Last year, an EF-3 tornado hit Naperville and before moving to Willow Springs . And the Naplate to Ottawa tornado which was an EF 3 in 2017.
Tornadoes are a big threat in the spring, but they can come at any time.
Mike Bardou is a meteorologist with the National Weather Service office in Romeoville.
"There are distinct seasons and for tornadoes we see the peak from about April to August. Though we have had tornadoes any time of year. In terms of time of day, between about 3 and 9pm is really where we see those peaks," said Bardou.
This graph shows that May and June historically have had the most tornadoes

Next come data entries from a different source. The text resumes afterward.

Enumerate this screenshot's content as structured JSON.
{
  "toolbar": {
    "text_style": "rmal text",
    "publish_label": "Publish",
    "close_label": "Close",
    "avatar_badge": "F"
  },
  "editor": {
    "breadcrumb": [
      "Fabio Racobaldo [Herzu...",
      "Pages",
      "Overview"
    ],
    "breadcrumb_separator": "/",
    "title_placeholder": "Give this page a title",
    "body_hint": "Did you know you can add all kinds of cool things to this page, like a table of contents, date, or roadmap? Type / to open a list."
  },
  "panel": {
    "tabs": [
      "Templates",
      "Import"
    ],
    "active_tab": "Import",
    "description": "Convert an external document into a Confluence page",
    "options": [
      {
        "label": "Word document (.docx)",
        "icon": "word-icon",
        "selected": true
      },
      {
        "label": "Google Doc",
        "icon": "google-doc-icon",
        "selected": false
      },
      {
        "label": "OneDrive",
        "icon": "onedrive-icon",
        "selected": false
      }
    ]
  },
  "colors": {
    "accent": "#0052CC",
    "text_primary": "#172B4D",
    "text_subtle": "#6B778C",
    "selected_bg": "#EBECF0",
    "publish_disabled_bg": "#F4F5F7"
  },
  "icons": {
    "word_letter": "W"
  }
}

But what about Lake Michigan? There is a myth that the lake protects against tornadoes, but experts say, that isn't true.
The lake does not provide any reliable protection from tornadoes. Historically speaking, we've had a lot of tornadoes in the city limits or right around the counties by the lake.
One of the most recent tornadoes was back in August of 2020 when an EF 1 came through the Rogers Park area and went all the way to the lakeshore.
In September 2019, an EF -1 tornado also struck Waukegan and continued out into the lake as a waterspout.
In fact, when you look at the number of tornadoes reported in surrounding counties since 1950, there is no buffer created by the lake. Cook County has seen 58 tornadoes since 1950, the most of any county. There are a couple of reasons for this. First, it is one of the larger counties in the area. And second, even the small, weak tornadoes are seen by someone or hit something in such a populated area. A small tornado touching down in a field may never get counted .
So as we head into Spring, now is the time to get prepared. Think about what you're going to do, how are you going to get weather information, how you're going to get warnings, and what you're going to do when those things are actually coming out.
It's important to remember the difference between a watch and a warning. A watch means conditions are possible for a tornado. A tornado warning means one has been spotted and you need to take shelter now.